To “solicit” means to try to induce or ask earnestly to do something.

What prosecutors will need to prove is:

  • Defendant asked someone to commit a crime AND;
  • While discussing the crime, defendant directed, encouraged, invited, asked or hired another person to commit a crime or attempt to commit a crime.

Unlike with an attempt, it’s not necessary with solicitation that you personally did anything in furtherance of the offense that was solicited. In other words, let’s say you encourage someone to kill your spouse. You don’t need to commit any act or make a payment in order to be convicted for solicitation of murder.

Whether anyone actually goes through with the act is irrelevant to whether you will be convicted. Another example: You approach a sex worker and ask for a sexual favor in exchange for money. However, it turns out the “prostitute” was actually an undercover police officer. You can be arrested immediately after asking the other person to exchange sex for money – even if you never actually exchanged money.

A defense to solicitation is found in F.S. 777.04(5)(b). This section indicates that if after you solicit someone to commit an offense and then persuade that person not to commit the offense or otherwise prevent its commission, then you can’t be convicted of the crime of solicitation.

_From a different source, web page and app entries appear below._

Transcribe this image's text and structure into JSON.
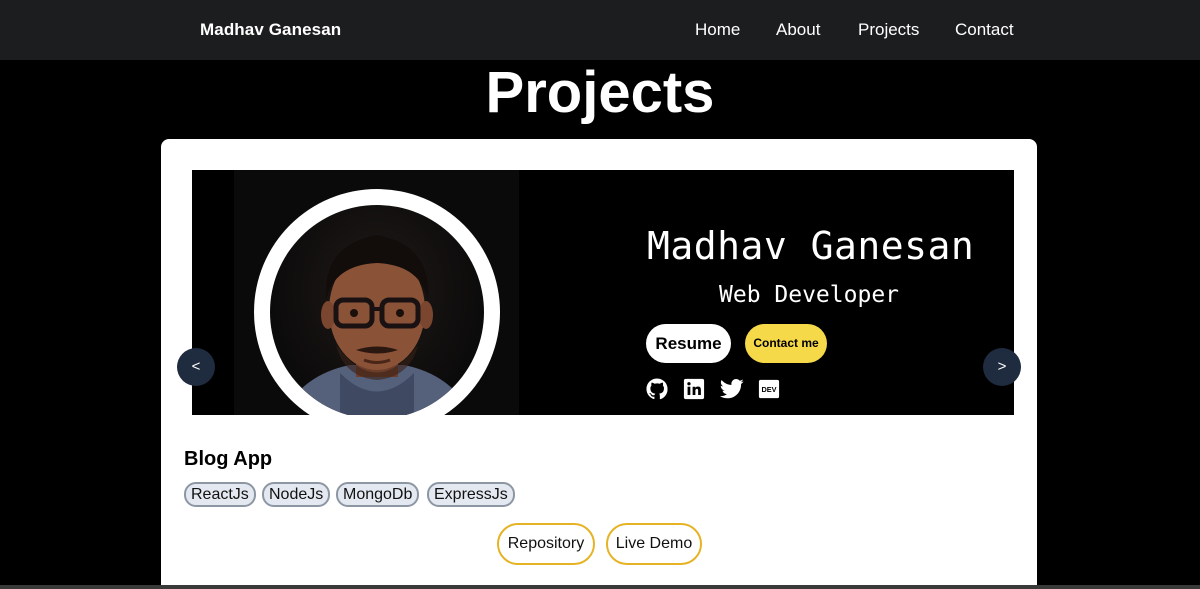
{
  "navbar": {
    "brand": "Madhav Ganesan",
    "links": [
      "Home",
      "About",
      "Projects",
      "Contact"
    ]
  },
  "page": {
    "title": "Projects"
  },
  "carousel": {
    "prev_label": "<",
    "next_label": ">",
    "slide": {
      "name": "Madhav Ganesan",
      "role": "Web Developer",
      "resume_label": "Resume",
      "contact_label": "Contact me",
      "social_icons": [
        "github-icon",
        "linkedin-icon",
        "twitter-icon",
        "dev-icon"
      ],
      "dev_badge_text": "DEV"
    }
  },
  "project": {
    "title": "Blog App",
    "tags": [
      "ReactJs",
      "NodeJs",
      "MongoDb",
      "ExpressJs"
    ],
    "repository_label": "Repository",
    "live_demo_label": "Live Demo"
  },
  "colors": {
    "background": "#000000",
    "navbar": "#1c1d1f",
    "card": "#ffffff",
    "accent_yellow": "#f6d948",
    "link_border": "#e6b325",
    "arrow_bg": "#1f2b3f",
    "tag_bg": "#e4e9f1"
  }
}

What is Conspiracy?

A conspiracy occurs when a defendant goes beyond simply asking someone else to commit a crime, and involves the defendant agreeing with the other person to carry out a crime together. It should be noted that per F.S. 777.04(3), it’s not necessary for a defendant to orally agree to this kind of arrangement, and it’s also not necessary to show that both parties went through with the act.

What prosecutors need to prove conspiracy is:

  • Defendant asked another person to commit a crime AND;
  • Defendant agreed with the other person to commit a crime.

If after conspiring to commit a crime, defendant either convinced or prevented the other person from carrying out the crime, defendant will not be convicted of conspiracy.

Penalties for Attempt, Solicitation and Conspiracy

Punishment for these offenses really depends on the severity of the underlying crime. For example, if we’re talking about prostitution, which is generally a second-degree misdemeanor, solicitation is going to be a second-degree misdemeanor also, which carries a maximum 60-day jail sentence and a $500 fine.

However, if we’re talking about a much more serious underlying offense, the penalties will be higher. For example, if the offense is a third-degree felony theft, the penalty for attempt, solicitation or conspiracy will be a first-degree misdemeanor, punishable by up to one year in prison.

If we’re talking about second-degree murder, which is a first-degree felony, the crime of attempt, solicitation or conspiracy is a second-degree felony, which carries a maximum 15-year prison sentence. In some cases, an attempt, solicitation or conspiracy can carry a maximum prison term of 30 years.

If you are arrested in Florida for attempt, solicitation or conspiracy, contact an experienced South Florida criminal defense lawyer to learn more about how we can help.

Contact Fort Lauderale criminal defense lawyers at The Ansara Law Firm by calling (877) 277-3780 or send us an email. We serve clients in Broward, Palm Beach and Miami-Dade Counties.